    PROTECT EYES AND SKIN FROM EXPOSURE TO UV LIGHT

    •  
      • Consider use of warning lights to show when equipment is energised.
      • Where sources are used which emit UV radiation of less than 242 nm, there must be adequate ventilation because of the hazard of ozone production. An extractor system may be required in some cases.

    DO’s and DON’Ts

    • NEVER allow the skin or eyes to be exposed to UV radiation sources.
    • DO wear a fully buttoned lab coat, full leg covering and closed top shoes.
    • DO be vigilant to prevent gaps in protective clothing that commonly occur around the neck and wrist areas.
    • DO wear disposable nitrile gloves to protect exposed skin on the hands. Ensure wrists and forearms are covered between the tops of gloves and the bottom of the lab coat sleeves.

    Biological Safety Cabinets and Germicidal Lamps.
    NEVER work in a biological safety cabinet while a germicidal lamp is on.
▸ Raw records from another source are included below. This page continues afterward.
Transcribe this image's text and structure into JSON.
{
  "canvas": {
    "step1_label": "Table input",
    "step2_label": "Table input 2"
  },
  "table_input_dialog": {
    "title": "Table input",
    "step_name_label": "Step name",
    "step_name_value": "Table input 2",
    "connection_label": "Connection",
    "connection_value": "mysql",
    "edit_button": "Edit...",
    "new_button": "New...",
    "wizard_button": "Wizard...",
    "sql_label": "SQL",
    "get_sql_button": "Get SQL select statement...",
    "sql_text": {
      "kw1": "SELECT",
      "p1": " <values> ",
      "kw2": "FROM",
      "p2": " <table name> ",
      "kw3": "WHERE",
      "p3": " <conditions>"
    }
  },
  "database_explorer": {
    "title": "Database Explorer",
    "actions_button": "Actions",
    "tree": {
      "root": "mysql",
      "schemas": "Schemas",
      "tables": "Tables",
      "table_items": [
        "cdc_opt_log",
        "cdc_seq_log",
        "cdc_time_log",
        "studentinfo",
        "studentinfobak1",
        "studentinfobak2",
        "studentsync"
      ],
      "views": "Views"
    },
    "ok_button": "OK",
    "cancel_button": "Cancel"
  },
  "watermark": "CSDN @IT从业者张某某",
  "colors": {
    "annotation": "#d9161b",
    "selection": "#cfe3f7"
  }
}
    • Germicidal lamps emit UV-C and typically the effective irradiance from a 15W germicidal strip lamp is 600 μW.cm-2 at 200nm and 40 μW.cm-2 at 1m.
    • Lamps of this type must only be used inside closed cabinets with interlocked doors. The paint near these fixtures must not be reflective, and the cabinet must be constructed of suitable materials.

    NB UV lamps are not recommended as they are no longer considered an effective sterilising method. Current standard BS EN 12469 references that UV lamps are not recommended for use in MSCs.

    Portable UV sources.
    ALWAYS mount portable UV sources in such a way that the radiation is directed away from the eyes.

    UV Transilluminators.
    These are used in biotechnology for visualisation of agarose and polyacrylamide gels. Samples are placed on the illumination window and illuminated by UV light. Devices operate at one of several wavelength bands depending on the type of sample. Standard wavelength bands are: 254nm, 312 nm and 365nm.
    • NEVER use a transilluminator without its protective shield in place.
    • ALWAYS keep shields clean and replace if damaged.

    UV Crosslinkers.
    • NEVER use a UV Crosslinkers which does not have a door safety interlock.

    Arc Welding.
    • ALWAYS use curtains etc to shield other persons from the arc radiation.
    • The operator must ALWAYS wear protective equipment, i.e. visors, gloves etc.